Don’t forget to submit your proposal for next year’s Festival of Learning! Find out how to apply here
With the call for proposals being open for Festival of Learning 2017, today we have for you another post to give you some inspiration for the type of the event that could be your own! Planning your event can be difficult and time consuming, especially if you have never done anything quite like that before and because of that we are here to help!
Make sure to come to one of our drop-in ‘Support for developing your idea sessions’ and talk to us.
Next session is on Friday 11 November, 12:30pm-1:30pm at EB204, Executive Business Centre. Additionally we also offer bookable training session for you to learn all about ‘Developing a public engagement event’.
What you research often determines how you will engage with the public and who your work will impact, but there are ways to broaden your impact. This can be done by bringing different academics into one room. Anything can happen when two separate disciplines are being combined together and quite often this can be a simple recipe for an effective public engagement event too!
Making Science Graphic
British Science Festival in Swansea featured many creative and fun events and one of them was an interactive drawing workshop Making Science Graphic. The event used graphic novels, which can capture the imagination with imaginative narrative and vivid drawings, as a useful vehicle for talking about science. Neuroscience is not the easiest discipline to be sharing with the public without having to use too many scientific terms but two neuroscientists Uta Frith and Chris Frith managed to do just that in a fun way. They first explained what the mirror neurons are and took their audience on fascinating journey through human brain to then let graphic novel enthusiast Adam Rutherford and artist Daniel Locke translate it into graphic novel. Spoiled for choice by a wide variety of drawing mediums, the audience was encouraged to put their skills into practice and design their own little graphic novel about mirror neurons. Both artists observed the process, talked to the attendees and offered some guidance. Probably the only reason why I still remember what mirror neurons are is because I got to draw them and this was actually a very first novel graphic I ever designed.
This event took place as part of the British Science Festival in Swansea, 2016.
I wanted to share with you some interesting academic impact stats based on BU’s publications. Looking at the period 2012 to date:

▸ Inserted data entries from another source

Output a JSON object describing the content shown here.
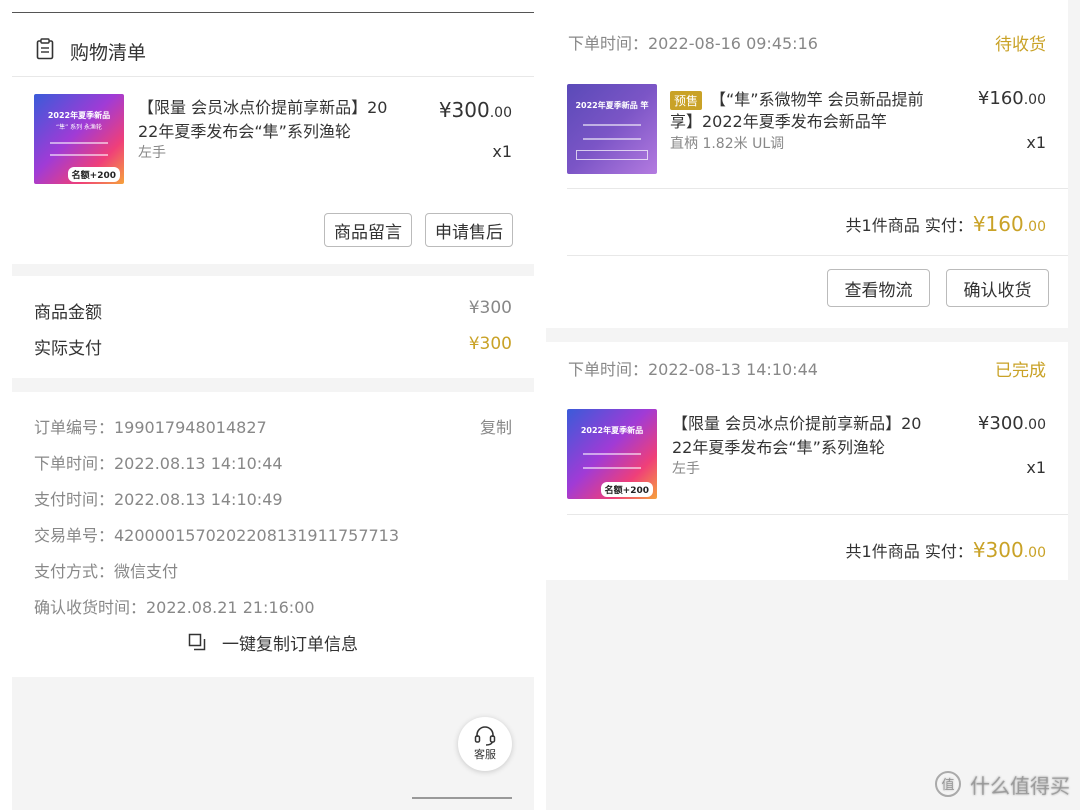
{
  "left": {
    "section_title": "购物清单",
    "item": {
      "name_line1": "【限量 会员冰点价提前享新品】20",
      "name_line2": "22年夏季发布会“隼”系列渔轮",
      "variant": "左手",
      "price_int": "¥300",
      "price_dec": ".00",
      "qty": "x1",
      "thumb_title": "2022年夏季新品",
      "thumb_sub": "“隼” 系列 永渔轮",
      "thumb_badge": "名额+200"
    },
    "buttons": {
      "message": "商品留言",
      "aftersale": "申请售后"
    },
    "amounts": {
      "goods_label": "商品金额",
      "goods_value": "¥300",
      "paid_label": "实际支付",
      "paid_value": "¥300"
    },
    "details": {
      "order_no": "订单编号：199017948014827",
      "copy": "复制",
      "order_time": "下单时间：2022.08.13 14:10:44",
      "pay_time": "支付时间：2022.08.13 14:10:49",
      "trade_no": "交易单号：4200001570202208131911757713",
      "pay_method": "支付方式：微信支付",
      "confirm_time": "确认收货时间：2022.08.21 21:16:00",
      "copy_all": "一键复制订单信息"
    },
    "customer_service": "客服"
  },
  "right": {
    "orders": [
      {
        "time": "下单时间：2022-08-16 09:45:16",
        "status": "待收货",
        "tag": "预售",
        "name_line1": "【“隼”系微物竿 会员新品提前",
        "name_line2": "享】2022年夏季发布会新品竿",
        "variant": "直柄 1.82米 UL调",
        "price_int": "¥160",
        "price_dec": ".00",
        "qty": "x1",
        "summary": "共1件商品  实付：",
        "total_int": "¥160",
        "total_dec": ".00",
        "thumb_title": "2022年夏季新品 竿",
        "btn_logistics": "查看物流",
        "btn_confirm": "确认收货"
      },
      {
        "time": "下单时间：2022-08-13 14:10:44",
        "status": "已完成",
        "name_line1": "【限量 会员冰点价提前享新品】20",
        "name_line2": "22年夏季发布会“隼”系列渔轮",
        "variant": "左手",
        "price_int": "¥300",
        "price_dec": ".00",
        "qty": "x1",
        "summary": "共1件商品  实付：",
        "total_int": "¥300",
        "total_dec": ".00",
        "thumb_title": "2022年夏季新品",
        "thumb_badge": "名额+200"
      }
    ]
  },
  "watermark": "什么值得买",
  "colors": {
    "gold": "#c9a227",
    "gray_bg": "#f4f4f4",
    "text": "#333333"
  }
}
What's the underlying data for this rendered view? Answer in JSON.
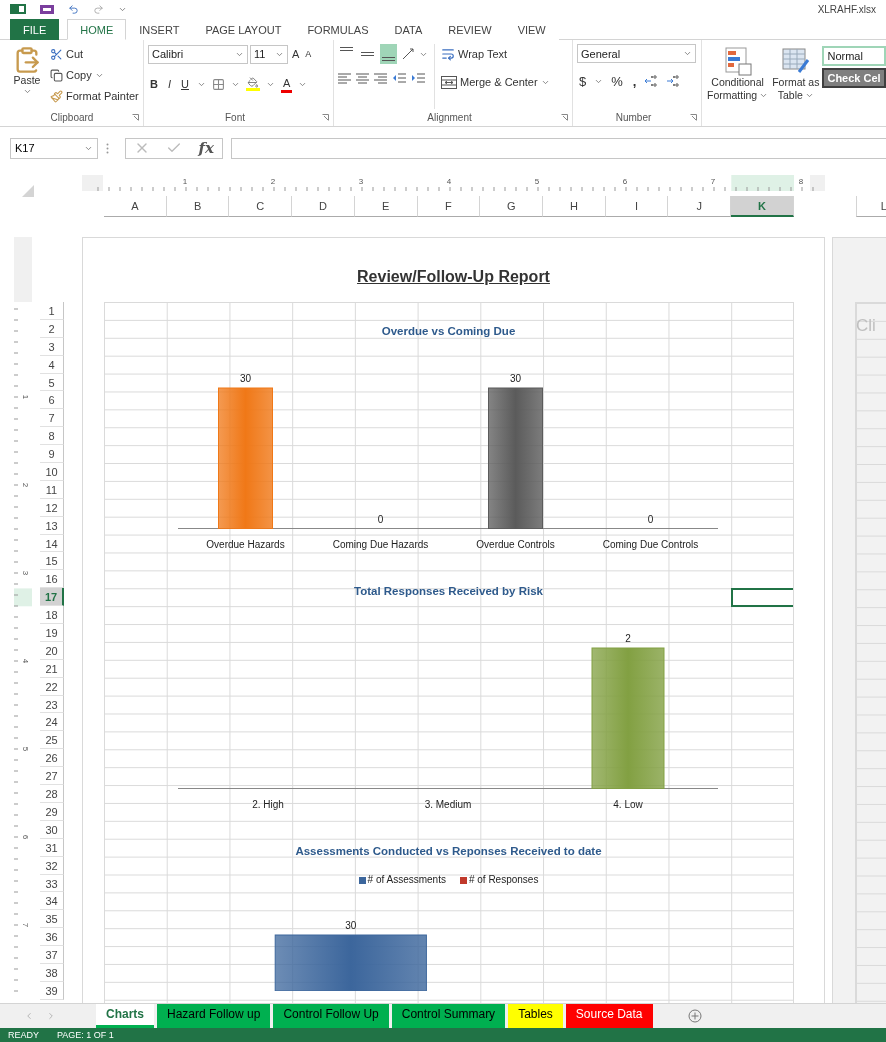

- BU academics have published 1,888 outputs indexed in Scopus
- These have received a total of 4,093 citations (2.2 per publication)
- 20.6% were published in the top 10% of journals (based on the SNIP ranking) (UK average is 26.8%)
- 39.7% were co-authored with colleagues at institutions in other countries (UK average is 46.8%)
- 9.7% were in the top 10% of publications most cited worldwide (UK average is 18.9%)
Although BU is tracking below the UK average on these measures, it is not far below and BU’s performance is increasing significantly each year.
For advice on publishing you can speak with Pengpeng Hatch in RKEO or your Faculty Librarian.